Airlink CE Rodger Foster says he is “dismayed” that his airline had been implicated. He told The Times Airlink had received an e-mail from a Comair employee allegedly offering to co-ordinate strategies ahead of the tournament, but that his firm had not responded. “We fully intend to determine our own pricing strategies for flights that will take place during the World Cup, and we will do that without any form of co-ordination with our competitors,” he said.

Comair spokeswoman Heidi Brauer vehemently dismissed Foster’s claim about the e-mail, saying it was “absolutely unfounded”. Brauer said the commission’s press statement caught the company by surprise. “Comair neither practises nor supports any form of collusion and will co-operate fully with the Competition Commission once the complaint has been received,” she said. “It is not an acceptable practice. If we colluded, maybe we’d be making more money right now.”

The Business Report newspaper says the Comair email was the spark that set of the investigation. It reports the mail was sent to members of the Airline Sub-Working Group, an industry body convened by the Department of Transport to deal with air transport arrangements for the World Cup.

Comair joint CE Eric Venter added that there “is absolutely no collusion in this industry.” He explained that Comair’s pricing strategy for the World Cup was a rational one. “We’ve started pricing high because we don’t know what the demand will be, we couldn’t start pricing cheaply, that would not have been rational.
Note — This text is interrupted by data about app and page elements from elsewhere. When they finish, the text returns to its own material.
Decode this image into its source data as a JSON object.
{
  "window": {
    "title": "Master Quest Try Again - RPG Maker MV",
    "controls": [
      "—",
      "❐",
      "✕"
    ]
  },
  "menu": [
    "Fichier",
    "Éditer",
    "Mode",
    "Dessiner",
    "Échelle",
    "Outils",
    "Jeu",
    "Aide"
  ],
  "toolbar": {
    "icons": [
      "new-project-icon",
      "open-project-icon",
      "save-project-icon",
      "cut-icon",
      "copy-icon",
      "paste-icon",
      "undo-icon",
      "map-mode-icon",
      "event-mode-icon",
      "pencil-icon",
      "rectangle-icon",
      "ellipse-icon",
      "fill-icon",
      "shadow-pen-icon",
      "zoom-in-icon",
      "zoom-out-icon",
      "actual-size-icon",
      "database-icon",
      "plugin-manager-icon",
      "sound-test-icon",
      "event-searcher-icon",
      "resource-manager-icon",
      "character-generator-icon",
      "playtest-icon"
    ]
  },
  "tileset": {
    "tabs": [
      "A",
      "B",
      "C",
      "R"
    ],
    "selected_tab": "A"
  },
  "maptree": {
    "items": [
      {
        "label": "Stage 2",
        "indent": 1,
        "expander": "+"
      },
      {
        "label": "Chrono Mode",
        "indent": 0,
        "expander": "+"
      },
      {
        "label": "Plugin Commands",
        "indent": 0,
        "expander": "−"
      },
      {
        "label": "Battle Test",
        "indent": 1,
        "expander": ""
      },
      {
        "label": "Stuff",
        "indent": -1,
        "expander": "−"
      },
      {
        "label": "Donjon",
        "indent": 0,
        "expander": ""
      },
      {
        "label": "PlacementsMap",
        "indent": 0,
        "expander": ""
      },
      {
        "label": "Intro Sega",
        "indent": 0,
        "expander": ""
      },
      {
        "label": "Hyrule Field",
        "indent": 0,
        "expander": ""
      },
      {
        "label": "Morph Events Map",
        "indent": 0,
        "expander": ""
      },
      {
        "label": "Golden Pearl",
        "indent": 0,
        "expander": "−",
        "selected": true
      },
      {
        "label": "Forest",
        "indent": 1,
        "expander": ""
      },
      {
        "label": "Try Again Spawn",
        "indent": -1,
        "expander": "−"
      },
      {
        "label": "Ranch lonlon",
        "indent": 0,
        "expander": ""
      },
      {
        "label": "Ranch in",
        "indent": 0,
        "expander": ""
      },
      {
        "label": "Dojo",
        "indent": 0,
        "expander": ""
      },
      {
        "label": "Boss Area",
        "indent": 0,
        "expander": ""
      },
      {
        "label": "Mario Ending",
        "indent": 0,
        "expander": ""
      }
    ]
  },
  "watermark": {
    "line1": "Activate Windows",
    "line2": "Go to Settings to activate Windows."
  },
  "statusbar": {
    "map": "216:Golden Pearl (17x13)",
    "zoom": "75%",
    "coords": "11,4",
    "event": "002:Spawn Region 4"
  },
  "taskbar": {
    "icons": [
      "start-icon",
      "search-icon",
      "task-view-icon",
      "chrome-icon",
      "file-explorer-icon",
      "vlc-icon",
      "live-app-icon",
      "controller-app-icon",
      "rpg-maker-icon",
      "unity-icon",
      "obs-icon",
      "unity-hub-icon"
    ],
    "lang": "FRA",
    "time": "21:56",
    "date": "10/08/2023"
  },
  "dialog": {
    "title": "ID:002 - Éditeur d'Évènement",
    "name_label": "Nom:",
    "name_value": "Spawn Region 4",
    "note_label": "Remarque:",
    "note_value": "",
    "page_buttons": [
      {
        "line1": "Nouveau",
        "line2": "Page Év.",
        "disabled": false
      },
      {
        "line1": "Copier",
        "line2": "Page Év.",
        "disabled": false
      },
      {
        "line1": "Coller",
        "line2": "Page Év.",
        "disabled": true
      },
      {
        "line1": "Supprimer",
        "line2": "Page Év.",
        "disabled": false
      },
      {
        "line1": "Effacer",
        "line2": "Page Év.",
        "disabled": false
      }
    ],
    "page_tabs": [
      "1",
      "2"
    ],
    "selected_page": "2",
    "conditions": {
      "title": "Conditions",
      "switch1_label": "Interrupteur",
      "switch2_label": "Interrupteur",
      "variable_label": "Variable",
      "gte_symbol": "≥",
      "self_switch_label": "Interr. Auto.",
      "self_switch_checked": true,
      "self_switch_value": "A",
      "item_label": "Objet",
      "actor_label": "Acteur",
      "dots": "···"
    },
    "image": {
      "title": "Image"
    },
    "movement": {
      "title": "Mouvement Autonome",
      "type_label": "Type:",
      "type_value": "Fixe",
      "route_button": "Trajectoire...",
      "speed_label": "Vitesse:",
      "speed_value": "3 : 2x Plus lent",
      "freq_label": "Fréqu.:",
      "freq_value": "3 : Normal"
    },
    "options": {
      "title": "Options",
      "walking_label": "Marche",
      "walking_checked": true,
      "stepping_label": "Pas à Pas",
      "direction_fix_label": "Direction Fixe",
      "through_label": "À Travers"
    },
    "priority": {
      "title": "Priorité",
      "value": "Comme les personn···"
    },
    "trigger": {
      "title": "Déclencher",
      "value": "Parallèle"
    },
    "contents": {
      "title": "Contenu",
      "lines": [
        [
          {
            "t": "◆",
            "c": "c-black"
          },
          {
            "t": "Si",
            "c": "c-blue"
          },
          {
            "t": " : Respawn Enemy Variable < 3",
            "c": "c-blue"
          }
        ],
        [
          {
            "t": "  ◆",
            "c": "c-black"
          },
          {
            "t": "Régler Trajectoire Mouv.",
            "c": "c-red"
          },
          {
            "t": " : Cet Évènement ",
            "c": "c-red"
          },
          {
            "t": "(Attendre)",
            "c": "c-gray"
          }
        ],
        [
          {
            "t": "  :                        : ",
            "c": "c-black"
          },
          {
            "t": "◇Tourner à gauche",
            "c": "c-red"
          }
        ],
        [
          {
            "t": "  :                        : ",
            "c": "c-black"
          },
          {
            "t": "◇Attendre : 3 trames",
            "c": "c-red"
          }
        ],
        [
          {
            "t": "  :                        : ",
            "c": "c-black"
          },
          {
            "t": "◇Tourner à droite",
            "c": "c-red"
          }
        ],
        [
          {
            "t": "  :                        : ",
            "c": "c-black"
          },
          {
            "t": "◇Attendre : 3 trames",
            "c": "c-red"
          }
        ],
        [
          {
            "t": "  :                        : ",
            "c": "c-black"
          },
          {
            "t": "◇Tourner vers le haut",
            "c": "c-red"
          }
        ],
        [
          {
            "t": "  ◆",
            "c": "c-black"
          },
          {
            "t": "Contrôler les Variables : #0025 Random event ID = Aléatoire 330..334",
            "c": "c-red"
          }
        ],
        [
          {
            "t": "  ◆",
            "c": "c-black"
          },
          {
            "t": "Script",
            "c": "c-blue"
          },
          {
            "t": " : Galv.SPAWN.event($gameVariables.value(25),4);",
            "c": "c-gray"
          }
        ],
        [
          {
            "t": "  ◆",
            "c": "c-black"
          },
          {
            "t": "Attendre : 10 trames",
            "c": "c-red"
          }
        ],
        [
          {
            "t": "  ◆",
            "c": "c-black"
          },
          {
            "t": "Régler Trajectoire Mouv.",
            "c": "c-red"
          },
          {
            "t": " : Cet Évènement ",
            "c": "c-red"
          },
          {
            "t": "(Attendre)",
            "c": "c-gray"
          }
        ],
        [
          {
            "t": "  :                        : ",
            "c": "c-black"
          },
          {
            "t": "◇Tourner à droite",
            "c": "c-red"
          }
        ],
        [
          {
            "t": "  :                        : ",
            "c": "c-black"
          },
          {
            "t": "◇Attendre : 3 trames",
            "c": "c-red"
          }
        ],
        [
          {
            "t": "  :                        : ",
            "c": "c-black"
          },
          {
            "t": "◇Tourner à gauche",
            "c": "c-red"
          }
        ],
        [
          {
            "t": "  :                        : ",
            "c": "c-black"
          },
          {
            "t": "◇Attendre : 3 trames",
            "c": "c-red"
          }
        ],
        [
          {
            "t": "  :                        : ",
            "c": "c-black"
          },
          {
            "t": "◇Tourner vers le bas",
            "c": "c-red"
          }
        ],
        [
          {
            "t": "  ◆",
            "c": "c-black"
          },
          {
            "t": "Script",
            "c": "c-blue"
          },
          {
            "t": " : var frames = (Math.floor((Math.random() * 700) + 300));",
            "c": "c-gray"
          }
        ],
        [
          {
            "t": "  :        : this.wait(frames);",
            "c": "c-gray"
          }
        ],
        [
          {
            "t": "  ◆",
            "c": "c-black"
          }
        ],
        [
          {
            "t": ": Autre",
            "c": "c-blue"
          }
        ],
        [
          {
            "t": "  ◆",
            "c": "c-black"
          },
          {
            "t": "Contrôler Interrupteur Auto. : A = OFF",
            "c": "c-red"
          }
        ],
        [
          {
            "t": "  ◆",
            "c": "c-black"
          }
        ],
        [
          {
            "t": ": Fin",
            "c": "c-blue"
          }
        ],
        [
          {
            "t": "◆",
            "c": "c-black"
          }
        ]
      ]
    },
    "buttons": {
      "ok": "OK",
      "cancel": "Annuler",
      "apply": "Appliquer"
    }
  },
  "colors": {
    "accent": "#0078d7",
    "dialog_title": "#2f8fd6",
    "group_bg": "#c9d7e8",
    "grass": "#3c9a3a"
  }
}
We could’ve held back seats until we had an idea of what the demand would be like.” Venter added that because the pricing strategy being pursued by Comair was rational all the other airlines were starting with high prices.
1Time CE Rodney James said his airline did not discuss its prices with other airlines. It was “annoying” that SAA was involved in another scandal “at the taxpayer’s expense”, he said. “We don’t talk to our competitors about pricing, we’re price leaders not followers.”